## [WHAT IS EXPECTED]
Exactness is required throughout. Return every record once more.

## [DATA SHOWN]
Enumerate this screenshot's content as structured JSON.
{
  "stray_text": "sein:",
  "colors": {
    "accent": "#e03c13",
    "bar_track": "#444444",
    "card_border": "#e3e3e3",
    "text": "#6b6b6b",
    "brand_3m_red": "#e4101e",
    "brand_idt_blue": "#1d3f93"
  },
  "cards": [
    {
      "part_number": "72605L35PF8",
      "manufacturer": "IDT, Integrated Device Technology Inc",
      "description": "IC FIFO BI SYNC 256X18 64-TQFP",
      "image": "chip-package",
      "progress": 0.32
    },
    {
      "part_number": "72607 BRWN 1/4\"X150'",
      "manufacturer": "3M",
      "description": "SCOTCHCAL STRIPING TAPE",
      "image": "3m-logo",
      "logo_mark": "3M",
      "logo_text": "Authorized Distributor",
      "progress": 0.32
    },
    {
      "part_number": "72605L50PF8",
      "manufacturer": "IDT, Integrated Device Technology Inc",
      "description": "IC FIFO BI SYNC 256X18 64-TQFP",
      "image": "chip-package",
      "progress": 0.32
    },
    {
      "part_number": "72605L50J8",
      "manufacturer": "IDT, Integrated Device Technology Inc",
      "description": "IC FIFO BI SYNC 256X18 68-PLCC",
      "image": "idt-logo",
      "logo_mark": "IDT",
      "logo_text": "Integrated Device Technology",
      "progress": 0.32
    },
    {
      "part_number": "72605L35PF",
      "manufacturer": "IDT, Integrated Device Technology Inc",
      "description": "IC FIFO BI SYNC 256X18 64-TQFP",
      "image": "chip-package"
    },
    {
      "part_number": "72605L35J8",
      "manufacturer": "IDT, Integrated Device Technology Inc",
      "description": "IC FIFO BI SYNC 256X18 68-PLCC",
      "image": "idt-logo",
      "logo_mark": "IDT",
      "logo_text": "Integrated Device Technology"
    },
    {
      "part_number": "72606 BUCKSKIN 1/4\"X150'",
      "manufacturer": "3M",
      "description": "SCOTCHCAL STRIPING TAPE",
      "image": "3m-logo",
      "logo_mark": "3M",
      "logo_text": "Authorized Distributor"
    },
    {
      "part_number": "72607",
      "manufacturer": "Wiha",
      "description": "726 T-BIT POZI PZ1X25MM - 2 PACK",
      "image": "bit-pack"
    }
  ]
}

## [RESPONSE AREA]
Enumerate this screenshot's content as structured JSON.
{
  "stray_text": "sein:",
  "colors": {
    "accent": "#e03c13",
    "bar_track": "#444444",
    "card_border": "#e3e3e3",
    "text": "#6b6b6b",
    "brand_3m_red": "#e4101e",
    "brand_idt_blue": "#1d3f93"
  },
  "cards": [
    {
      "part_number": "72605L35PF8",
      "manufacturer": "IDT, Integrated Device Technology Inc",
      "description": "IC FIFO BI SYNC 256X18 64-TQFP",
      "image": "chip-package",
      "progress": 0.32
    },
    {
      "part_number": "72607 BRWN 1/4\"X150'",
      "manufacturer": "3M",
      "description": "SCOTCHCAL STRIPING TAPE",
      "image": "3m-logo",
      "logo_mark": "3M",
      "logo_text": "Authorized Distributor",
      "progress": 0.32
    },
    {
      "part_number": "72605L50PF8",
      "manufacturer": "IDT, Integrated Device Technology Inc",
      "description": "IC FIFO BI SYNC 256X18 64-TQFP",
      "image": "chip-package",
      "progress": 0.32
    },
    {
      "part_number": "72605L50J8",
      "manufacturer": "IDT, Integrated Device Technology Inc",
      "description": "IC FIFO BI SYNC 256X18 68-PLCC",
      "image": "idt-logo",
      "logo_mark": "IDT",
      "logo_text": "Integrated Device Technology",
      "progress": 0.32
    },
    {
      "part_number": "72605L35PF",
      "manufacturer": "IDT, Integrated Device Technology Inc",
      "description": "IC FIFO BI SYNC 256X18 64-TQFP",
      "image": "chip-package"
    },
    {
      "part_number": "72605L35J8",
      "manufacturer": "IDT, Integrated Device Technology Inc",
      "description": "IC FIFO BI SYNC 256X18 68-PLCC",
      "image": "idt-logo",
      "logo_mark": "IDT",
      "logo_text": "Integrated Device Technology"
    },
    {
      "part_number": "72606 BUCKSKIN 1/4\"X150'",
      "manufacturer": "3M",
      "description": "SCOTCHCAL STRIPING TAPE",
      "image": "3m-logo",
      "logo_mark": "3M",
      "logo_text": "Authorized Distributor"
    },
    {
      "part_number": "72607",
      "manufacturer": "Wiha",
      "description": "726 T-BIT POZI PZ1X25MM - 2 PACK",
      "image": "bit-pack"
    }
  ]
}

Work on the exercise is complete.